Top of Stored data
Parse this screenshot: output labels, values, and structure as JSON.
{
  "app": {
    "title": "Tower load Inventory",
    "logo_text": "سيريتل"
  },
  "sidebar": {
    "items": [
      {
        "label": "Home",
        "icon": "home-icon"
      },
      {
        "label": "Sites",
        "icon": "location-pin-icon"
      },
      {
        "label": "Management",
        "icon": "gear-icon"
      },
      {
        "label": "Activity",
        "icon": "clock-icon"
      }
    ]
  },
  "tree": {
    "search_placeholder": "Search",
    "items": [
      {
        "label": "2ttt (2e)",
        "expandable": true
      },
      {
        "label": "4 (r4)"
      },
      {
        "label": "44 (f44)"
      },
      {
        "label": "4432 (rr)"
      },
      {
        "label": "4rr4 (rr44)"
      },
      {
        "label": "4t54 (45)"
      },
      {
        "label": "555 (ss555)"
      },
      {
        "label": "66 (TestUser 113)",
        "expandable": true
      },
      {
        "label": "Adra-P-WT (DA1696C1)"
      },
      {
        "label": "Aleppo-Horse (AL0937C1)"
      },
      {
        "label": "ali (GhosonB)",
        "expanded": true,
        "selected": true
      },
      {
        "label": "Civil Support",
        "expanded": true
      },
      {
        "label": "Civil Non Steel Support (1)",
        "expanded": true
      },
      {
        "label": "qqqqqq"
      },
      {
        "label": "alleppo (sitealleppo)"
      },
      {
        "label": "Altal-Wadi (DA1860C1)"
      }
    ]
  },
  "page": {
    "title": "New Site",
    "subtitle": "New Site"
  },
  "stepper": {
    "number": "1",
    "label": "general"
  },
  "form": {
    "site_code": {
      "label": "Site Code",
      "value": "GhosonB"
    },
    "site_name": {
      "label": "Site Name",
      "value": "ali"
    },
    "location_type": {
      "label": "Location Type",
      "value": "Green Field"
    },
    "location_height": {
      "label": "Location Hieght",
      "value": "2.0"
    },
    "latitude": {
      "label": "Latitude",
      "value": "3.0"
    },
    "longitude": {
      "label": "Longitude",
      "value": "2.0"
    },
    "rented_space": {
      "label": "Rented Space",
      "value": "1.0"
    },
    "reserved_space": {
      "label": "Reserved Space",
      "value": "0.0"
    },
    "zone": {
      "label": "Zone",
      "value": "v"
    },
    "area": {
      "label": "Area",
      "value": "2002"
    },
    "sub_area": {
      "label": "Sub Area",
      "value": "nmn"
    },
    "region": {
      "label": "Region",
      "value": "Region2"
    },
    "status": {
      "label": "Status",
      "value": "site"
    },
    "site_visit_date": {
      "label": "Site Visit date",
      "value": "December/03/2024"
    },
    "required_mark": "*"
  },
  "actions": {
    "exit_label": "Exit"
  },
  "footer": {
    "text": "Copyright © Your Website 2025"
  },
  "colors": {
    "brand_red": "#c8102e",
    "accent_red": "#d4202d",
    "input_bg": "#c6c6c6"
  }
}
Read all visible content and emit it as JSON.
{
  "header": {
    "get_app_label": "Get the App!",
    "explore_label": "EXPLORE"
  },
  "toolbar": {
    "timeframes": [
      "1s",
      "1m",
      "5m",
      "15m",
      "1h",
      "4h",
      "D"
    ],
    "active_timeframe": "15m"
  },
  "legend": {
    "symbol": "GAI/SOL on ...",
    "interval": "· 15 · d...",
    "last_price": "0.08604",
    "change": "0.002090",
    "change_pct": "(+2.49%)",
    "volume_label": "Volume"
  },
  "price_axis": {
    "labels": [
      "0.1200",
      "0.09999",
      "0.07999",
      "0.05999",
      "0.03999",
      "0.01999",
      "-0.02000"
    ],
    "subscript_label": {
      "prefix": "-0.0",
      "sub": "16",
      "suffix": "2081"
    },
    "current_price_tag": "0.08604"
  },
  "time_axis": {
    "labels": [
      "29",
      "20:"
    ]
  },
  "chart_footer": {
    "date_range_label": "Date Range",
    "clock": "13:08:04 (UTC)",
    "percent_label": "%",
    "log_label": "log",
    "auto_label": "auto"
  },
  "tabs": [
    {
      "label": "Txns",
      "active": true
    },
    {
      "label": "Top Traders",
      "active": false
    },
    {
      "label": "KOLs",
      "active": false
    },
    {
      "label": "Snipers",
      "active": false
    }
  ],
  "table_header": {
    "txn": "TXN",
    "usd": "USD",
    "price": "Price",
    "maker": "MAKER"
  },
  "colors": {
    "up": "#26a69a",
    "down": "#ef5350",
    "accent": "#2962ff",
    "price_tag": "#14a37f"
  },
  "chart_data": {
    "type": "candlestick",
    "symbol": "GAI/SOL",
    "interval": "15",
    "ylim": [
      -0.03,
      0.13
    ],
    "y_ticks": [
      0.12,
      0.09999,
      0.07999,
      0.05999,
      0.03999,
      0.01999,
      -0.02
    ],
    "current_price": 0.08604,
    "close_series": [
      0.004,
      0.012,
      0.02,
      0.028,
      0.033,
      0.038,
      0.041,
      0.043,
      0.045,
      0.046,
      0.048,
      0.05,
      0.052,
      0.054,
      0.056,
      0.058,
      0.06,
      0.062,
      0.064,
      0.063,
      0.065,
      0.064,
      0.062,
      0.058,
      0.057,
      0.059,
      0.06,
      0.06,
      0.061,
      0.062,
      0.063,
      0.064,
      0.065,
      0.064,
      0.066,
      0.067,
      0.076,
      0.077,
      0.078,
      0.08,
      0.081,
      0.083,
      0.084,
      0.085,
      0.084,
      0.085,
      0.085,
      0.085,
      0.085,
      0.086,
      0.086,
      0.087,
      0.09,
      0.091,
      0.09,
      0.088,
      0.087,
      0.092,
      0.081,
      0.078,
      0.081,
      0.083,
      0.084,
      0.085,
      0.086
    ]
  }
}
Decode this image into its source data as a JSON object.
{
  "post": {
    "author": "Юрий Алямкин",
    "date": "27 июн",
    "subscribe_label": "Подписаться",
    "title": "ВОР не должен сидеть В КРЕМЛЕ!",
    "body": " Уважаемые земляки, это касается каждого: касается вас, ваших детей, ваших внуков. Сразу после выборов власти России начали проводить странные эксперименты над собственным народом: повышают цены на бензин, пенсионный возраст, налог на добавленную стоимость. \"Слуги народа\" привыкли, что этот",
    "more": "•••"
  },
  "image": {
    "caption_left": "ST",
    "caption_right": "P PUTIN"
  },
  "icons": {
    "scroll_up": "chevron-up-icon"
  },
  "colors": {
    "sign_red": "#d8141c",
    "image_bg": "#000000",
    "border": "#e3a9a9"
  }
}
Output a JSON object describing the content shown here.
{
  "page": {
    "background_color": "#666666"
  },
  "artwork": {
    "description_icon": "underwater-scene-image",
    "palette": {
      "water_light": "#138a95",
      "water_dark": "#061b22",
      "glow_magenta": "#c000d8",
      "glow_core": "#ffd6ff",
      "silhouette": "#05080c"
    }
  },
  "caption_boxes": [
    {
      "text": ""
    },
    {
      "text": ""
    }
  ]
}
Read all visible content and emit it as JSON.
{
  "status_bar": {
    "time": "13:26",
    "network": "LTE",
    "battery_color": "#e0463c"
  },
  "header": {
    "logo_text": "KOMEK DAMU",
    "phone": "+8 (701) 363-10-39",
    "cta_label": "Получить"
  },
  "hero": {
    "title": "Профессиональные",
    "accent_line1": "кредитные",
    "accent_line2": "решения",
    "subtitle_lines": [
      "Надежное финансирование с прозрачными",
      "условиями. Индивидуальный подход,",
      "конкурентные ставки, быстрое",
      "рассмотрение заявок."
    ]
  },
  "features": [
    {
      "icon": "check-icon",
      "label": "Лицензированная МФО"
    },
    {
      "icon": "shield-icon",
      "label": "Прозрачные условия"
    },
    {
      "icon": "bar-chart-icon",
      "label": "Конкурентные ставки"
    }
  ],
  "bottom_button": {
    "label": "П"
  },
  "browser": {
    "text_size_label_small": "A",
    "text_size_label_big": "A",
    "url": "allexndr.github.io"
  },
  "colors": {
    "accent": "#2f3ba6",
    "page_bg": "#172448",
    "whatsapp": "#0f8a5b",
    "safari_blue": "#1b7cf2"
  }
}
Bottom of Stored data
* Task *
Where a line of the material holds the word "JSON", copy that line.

* Written response *
Parse this screenshot: output labels, values, and structure as JSON.
Read all visible content and emit it as JSON.
Decode this image into its source data as a JSON object.
Output a JSON object describing the content shown here.
Read all visible content and emit it as JSON.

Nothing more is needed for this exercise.